━━━━━ RECORDS PROVIDED

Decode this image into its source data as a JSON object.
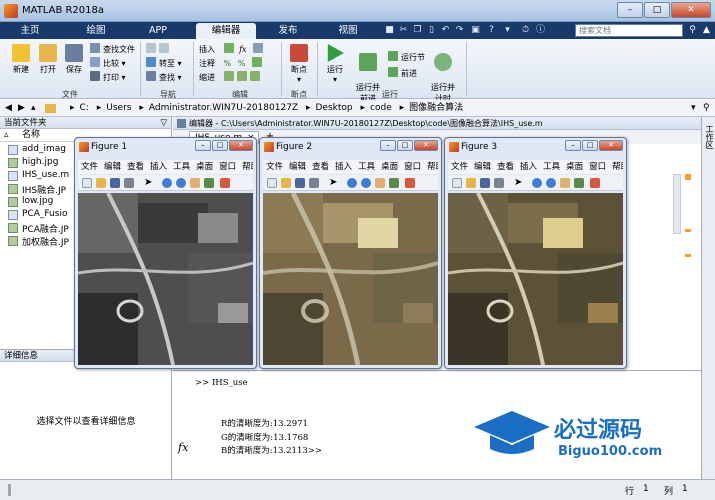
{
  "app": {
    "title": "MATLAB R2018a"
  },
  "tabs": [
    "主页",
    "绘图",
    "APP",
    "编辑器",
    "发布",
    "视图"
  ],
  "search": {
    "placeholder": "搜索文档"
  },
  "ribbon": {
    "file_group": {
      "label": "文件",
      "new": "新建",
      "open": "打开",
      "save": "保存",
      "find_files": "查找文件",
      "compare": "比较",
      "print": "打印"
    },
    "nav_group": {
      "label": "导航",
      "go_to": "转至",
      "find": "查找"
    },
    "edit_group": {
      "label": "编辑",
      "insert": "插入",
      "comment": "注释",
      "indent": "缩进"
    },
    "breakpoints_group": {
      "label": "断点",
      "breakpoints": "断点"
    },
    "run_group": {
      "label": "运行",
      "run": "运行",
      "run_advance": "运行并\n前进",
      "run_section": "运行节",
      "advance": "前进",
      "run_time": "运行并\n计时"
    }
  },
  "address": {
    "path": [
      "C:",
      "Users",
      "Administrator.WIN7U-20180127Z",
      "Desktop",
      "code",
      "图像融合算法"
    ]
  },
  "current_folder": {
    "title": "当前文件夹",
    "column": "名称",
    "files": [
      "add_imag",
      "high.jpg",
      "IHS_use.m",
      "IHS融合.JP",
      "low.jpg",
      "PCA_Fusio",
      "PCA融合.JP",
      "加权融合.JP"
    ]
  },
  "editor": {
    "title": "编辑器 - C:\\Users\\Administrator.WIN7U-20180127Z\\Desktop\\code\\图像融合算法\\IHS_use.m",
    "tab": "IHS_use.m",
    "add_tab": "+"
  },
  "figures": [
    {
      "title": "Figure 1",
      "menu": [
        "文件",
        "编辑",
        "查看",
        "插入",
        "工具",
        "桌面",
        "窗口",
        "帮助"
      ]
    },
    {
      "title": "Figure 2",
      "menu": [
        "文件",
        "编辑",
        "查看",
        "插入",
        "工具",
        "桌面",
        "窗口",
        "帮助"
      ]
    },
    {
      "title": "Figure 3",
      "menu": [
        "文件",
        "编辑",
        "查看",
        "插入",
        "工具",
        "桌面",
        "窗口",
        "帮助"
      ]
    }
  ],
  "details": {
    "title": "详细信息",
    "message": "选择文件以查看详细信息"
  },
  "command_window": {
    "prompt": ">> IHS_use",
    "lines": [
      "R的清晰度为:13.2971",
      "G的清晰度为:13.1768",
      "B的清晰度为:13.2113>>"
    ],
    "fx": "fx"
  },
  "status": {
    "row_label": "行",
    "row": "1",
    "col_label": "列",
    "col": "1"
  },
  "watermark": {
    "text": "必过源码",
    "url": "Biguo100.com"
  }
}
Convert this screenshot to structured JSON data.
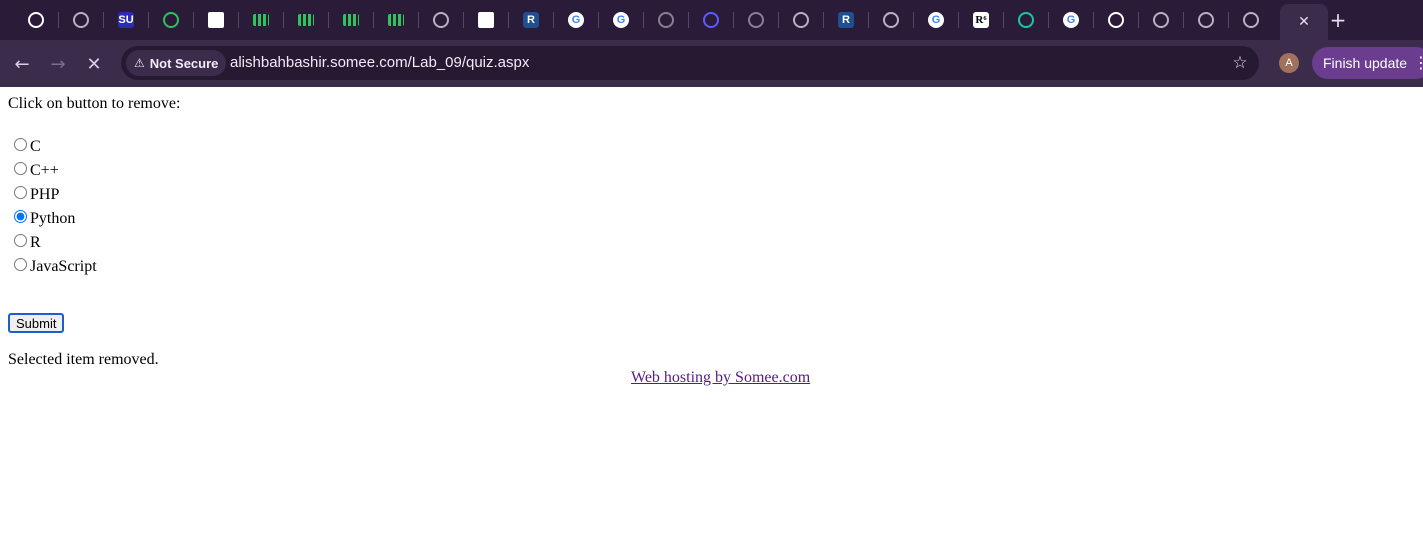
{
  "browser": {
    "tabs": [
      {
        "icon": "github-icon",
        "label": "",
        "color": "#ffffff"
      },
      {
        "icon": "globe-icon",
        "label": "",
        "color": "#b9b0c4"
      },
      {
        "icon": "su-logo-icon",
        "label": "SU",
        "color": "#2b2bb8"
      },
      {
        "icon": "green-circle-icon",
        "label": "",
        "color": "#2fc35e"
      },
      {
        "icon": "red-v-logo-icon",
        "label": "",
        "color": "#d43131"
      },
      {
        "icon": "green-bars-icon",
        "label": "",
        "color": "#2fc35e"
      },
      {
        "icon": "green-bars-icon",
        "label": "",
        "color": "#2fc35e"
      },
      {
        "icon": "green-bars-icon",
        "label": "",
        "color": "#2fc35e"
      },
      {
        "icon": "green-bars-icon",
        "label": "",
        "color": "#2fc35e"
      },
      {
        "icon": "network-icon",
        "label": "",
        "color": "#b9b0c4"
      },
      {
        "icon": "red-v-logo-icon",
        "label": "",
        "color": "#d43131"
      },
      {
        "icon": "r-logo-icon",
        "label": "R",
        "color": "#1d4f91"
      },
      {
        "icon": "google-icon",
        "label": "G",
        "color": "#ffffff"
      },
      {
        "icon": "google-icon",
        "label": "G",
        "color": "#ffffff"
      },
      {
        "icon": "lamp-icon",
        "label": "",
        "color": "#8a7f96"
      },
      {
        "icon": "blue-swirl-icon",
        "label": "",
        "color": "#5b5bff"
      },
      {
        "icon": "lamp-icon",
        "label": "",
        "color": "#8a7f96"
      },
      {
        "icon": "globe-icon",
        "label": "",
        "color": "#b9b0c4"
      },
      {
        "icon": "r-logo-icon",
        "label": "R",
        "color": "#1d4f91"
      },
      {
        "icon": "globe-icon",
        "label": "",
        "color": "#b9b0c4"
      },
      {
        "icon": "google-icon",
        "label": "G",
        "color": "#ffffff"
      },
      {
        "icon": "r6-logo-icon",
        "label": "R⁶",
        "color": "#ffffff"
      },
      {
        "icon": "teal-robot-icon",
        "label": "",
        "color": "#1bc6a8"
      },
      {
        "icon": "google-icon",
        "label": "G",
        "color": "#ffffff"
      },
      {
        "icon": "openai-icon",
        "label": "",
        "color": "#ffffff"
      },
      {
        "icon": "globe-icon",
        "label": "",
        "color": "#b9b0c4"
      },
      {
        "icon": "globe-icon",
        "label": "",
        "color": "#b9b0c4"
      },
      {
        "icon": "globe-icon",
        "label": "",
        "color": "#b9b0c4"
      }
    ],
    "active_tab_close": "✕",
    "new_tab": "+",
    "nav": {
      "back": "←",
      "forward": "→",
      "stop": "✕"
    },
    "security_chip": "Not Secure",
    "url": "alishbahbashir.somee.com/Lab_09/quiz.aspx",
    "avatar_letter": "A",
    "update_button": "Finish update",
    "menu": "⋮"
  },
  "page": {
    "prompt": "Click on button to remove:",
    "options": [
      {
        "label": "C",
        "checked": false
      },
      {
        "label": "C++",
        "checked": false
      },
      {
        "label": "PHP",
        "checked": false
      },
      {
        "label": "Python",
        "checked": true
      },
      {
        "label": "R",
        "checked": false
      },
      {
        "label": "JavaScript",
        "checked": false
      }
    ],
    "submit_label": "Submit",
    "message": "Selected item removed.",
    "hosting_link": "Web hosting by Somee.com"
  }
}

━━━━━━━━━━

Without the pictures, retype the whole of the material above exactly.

## RESPONSE TO THE EXERCISE
Decode this image into its source data as a JSON object.
{
  "app": {
    "title": "MATLAB R2018a"
  },
  "tabs": [
    "主页",
    "绘图",
    "APP",
    "编辑器",
    "发布",
    "视图"
  ],
  "search": {
    "placeholder": "搜索文档"
  },
  "ribbon": {
    "file_group": {
      "label": "文件",
      "new": "新建",
      "open": "打开",
      "save": "保存",
      "find_files": "查找文件",
      "compare": "比较",
      "print": "打印"
    },
    "nav_group": {
      "label": "导航",
      "go_to": "转至",
      "find": "查找"
    },
    "edit_group": {
      "label": "编辑",
      "insert": "插入",
      "comment": "注释",
      "indent": "缩进"
    },
    "breakpoints_group": {
      "label": "断点",
      "breakpoints": "断点"
    },
    "run_group": {
      "label": "运行",
      "run": "运行",
      "run_advance": "运行并\n前进",
      "run_section": "运行节",
      "advance": "前进",
      "run_time": "运行并\n计时"
    }
  },
  "address": {
    "path": [
      "C:",
      "Users",
      "Administrator.WIN7U-20180127Z",
      "Desktop",
      "code",
      "图像融合算法"
    ]
  },
  "current_folder": {
    "title": "当前文件夹",
    "column": "名称",
    "files": [
      "add_imag",
      "high.jpg",
      "IHS_use.m",
      "IHS融合.JP",
      "low.jpg",
      "PCA_Fusio",
      "PCA融合.JP",
      "加权融合.JP"
    ]
  },
  "editor": {
    "title": "编辑器 - C:\\Users\\Administrator.WIN7U-20180127Z\\Desktop\\code\\图像融合算法\\IHS_use.m",
    "tab": "IHS_use.m",
    "add_tab": "+"
  },
  "figures": [
    {
      "title": "Figure 1",
      "menu": [
        "文件",
        "编辑",
        "查看",
        "插入",
        "工具",
        "桌面",
        "窗口",
        "帮助"
      ]
    },
    {
      "title": "Figure 2",
      "menu": [
        "文件",
        "编辑",
        "查看",
        "插入",
        "工具",
        "桌面",
        "窗口",
        "帮助"
      ]
    },
    {
      "title": "Figure 3",
      "menu": [
        "文件",
        "编辑",
        "查看",
        "插入",
        "工具",
        "桌面",
        "窗口",
        "帮助"
      ]
    }
  ],
  "details": {
    "title": "详细信息",
    "message": "选择文件以查看详细信息"
  },
  "command_window": {
    "prompt": ">> IHS_use",
    "lines": [
      "R的清晰度为:13.2971",
      "G的清晰度为:13.1768",
      "B的清晰度为:13.2113>>"
    ],
    "fx": "fx"
  },
  "status": {
    "row_label": "行",
    "row": "1",
    "col_label": "列",
    "col": "1"
  },
  "watermark": {
    "text": "必过源码",
    "url": "Biguo100.com"
  }
}
Convert this screenshot to structured JSON data.
{
  "browser": {
    "tabs": [
      {
        "icon": "github-icon",
        "label": "",
        "color": "#ffffff"
      },
      {
        "icon": "globe-icon",
        "label": "",
        "color": "#b9b0c4"
      },
      {
        "icon": "su-logo-icon",
        "label": "SU",
        "color": "#2b2bb8"
      },
      {
        "icon": "green-circle-icon",
        "label": "",
        "color": "#2fc35e"
      },
      {
        "icon": "red-v-logo-icon",
        "label": "",
        "color": "#d43131"
      },
      {
        "icon": "green-bars-icon",
        "label": "",
        "color": "#2fc35e"
      },
      {
        "icon": "green-bars-icon",
        "label": "",
        "color": "#2fc35e"
      },
      {
        "icon": "green-bars-icon",
        "label": "",
        "color": "#2fc35e"
      },
      {
        "icon": "green-bars-icon",
        "label": "",
        "color": "#2fc35e"
      },
      {
        "icon": "network-icon",
        "label": "",
        "color": "#b9b0c4"
      },
      {
        "icon": "red-v-logo-icon",
        "label": "",
        "color": "#d43131"
      },
      {
        "icon": "r-logo-icon",
        "label": "R",
        "color": "#1d4f91"
      },
      {
        "icon": "google-icon",
        "label": "G",
        "color": "#ffffff"
      },
      {
        "icon": "google-icon",
        "label": "G",
        "color": "#ffffff"
      },
      {
        "icon": "lamp-icon",
        "label": "",
        "color": "#8a7f96"
      },
      {
        "icon": "blue-swirl-icon",
        "label": "",
        "color": "#5b5bff"
      },
      {
        "icon": "lamp-icon",
        "label": "",
        "color": "#8a7f96"
      },
      {
        "icon": "globe-icon",
        "label": "",
        "color": "#b9b0c4"
      },
      {
        "icon": "r-logo-icon",
        "label": "R",
        "color": "#1d4f91"
      },
      {
        "icon": "globe-icon",
        "label": "",
        "color": "#b9b0c4"
      },
      {
        "icon": "google-icon",
        "label": "G",
        "color": "#ffffff"
      },
      {
        "icon": "r6-logo-icon",
        "label": "R⁶",
        "color": "#ffffff"
      },
      {
        "icon": "teal-robot-icon",
        "label": "",
        "color": "#1bc6a8"
      },
      {
        "icon": "google-icon",
        "label": "G",
        "color": "#ffffff"
      },
      {
        "icon": "openai-icon",
        "label": "",
        "color": "#ffffff"
      },
      {
        "icon": "globe-icon",
        "label": "",
        "color": "#b9b0c4"
      },
      {
        "icon": "globe-icon",
        "label": "",
        "color": "#b9b0c4"
      },
      {
        "icon": "globe-icon",
        "label": "",
        "color": "#b9b0c4"
      }
    ],
    "active_tab_close": "✕",
    "new_tab": "+",
    "nav": {
      "back": "←",
      "forward": "→",
      "stop": "✕"
    },
    "security_chip": "Not Secure",
    "url": "alishbahbashir.somee.com/Lab_09/quiz.aspx",
    "avatar_letter": "A",
    "update_button": "Finish update",
    "menu": "⋮"
  },
  "page": {
    "prompt": "Click on button to remove:",
    "options": [
      {
        "label": "C",
        "checked": false
      },
      {
        "label": "C++",
        "checked": false
      },
      {
        "label": "PHP",
        "checked": false
      },
      {
        "label": "Python",
        "checked": true
      },
      {
        "label": "R",
        "checked": false
      },
      {
        "label": "JavaScript",
        "checked": false
      }
    ],
    "submit_label": "Submit",
    "message": "Selected item removed.",
    "hosting_link": "Web hosting by Somee.com"
  }
}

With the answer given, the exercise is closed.